§ Action item
The required answer is an exact copy of the records below, without pictures.

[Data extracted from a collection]

⟨

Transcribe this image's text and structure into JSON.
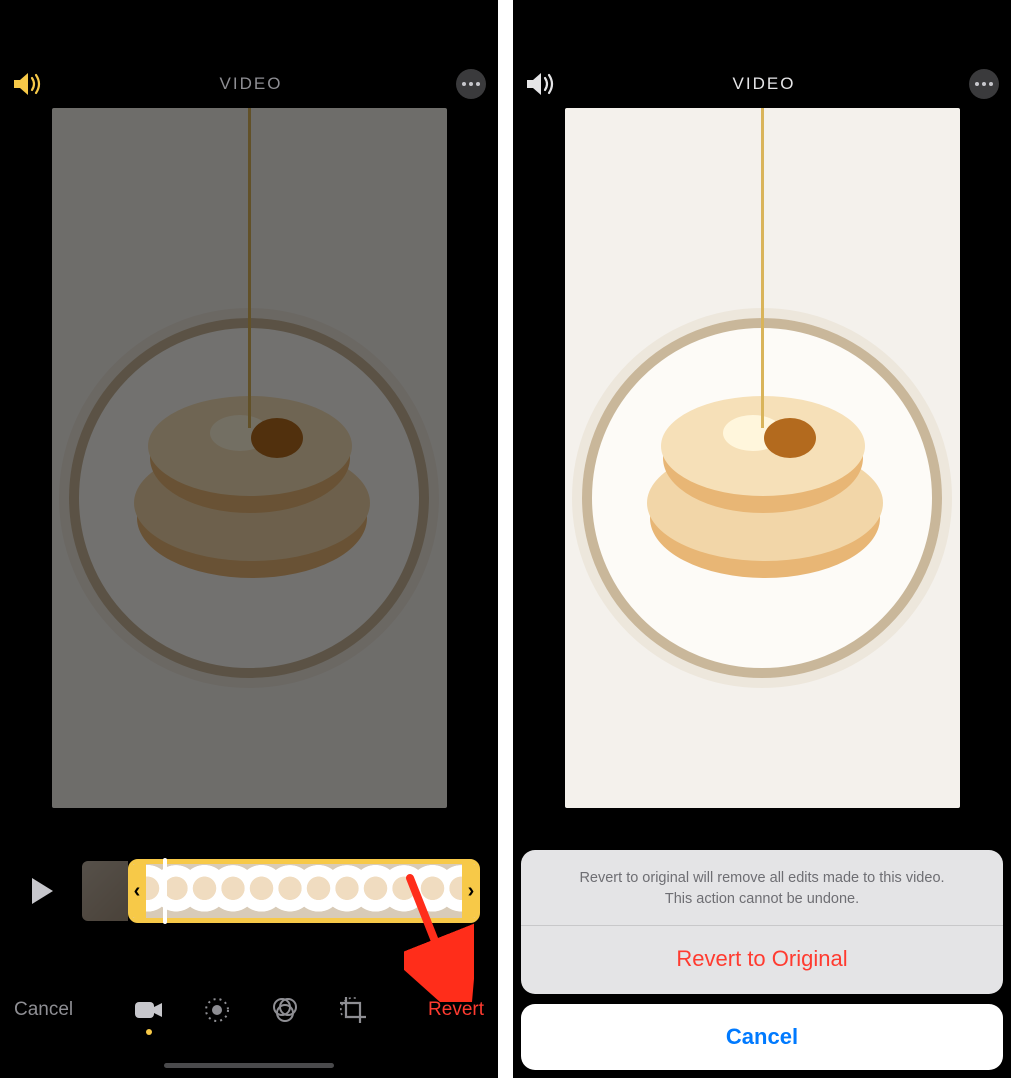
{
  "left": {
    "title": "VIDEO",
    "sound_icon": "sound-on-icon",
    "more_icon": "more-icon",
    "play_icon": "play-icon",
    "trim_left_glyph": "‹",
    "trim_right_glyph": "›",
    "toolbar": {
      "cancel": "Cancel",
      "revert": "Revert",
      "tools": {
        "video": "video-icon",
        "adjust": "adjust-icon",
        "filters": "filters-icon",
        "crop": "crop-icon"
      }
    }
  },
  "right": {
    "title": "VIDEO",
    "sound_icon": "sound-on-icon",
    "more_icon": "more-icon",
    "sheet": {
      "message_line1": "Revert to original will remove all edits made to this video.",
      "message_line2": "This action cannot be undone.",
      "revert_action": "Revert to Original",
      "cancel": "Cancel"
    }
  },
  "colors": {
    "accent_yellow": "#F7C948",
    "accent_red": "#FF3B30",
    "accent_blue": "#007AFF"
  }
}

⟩

§ Written response
Transcribe this image's text and structure into JSON.
{
  "left": {
    "title": "VIDEO",
    "sound_icon": "sound-on-icon",
    "more_icon": "more-icon",
    "play_icon": "play-icon",
    "trim_left_glyph": "‹",
    "trim_right_glyph": "›",
    "toolbar": {
      "cancel": "Cancel",
      "revert": "Revert",
      "tools": {
        "video": "video-icon",
        "adjust": "adjust-icon",
        "filters": "filters-icon",
        "crop": "crop-icon"
      }
    }
  },
  "right": {
    "title": "VIDEO",
    "sound_icon": "sound-on-icon",
    "more_icon": "more-icon",
    "sheet": {
      "message_line1": "Revert to original will remove all edits made to this video.",
      "message_line2": "This action cannot be undone.",
      "revert_action": "Revert to Original",
      "cancel": "Cancel"
    }
  },
  "colors": {
    "accent_yellow": "#F7C948",
    "accent_red": "#FF3B30",
    "accent_blue": "#007AFF"
  }
}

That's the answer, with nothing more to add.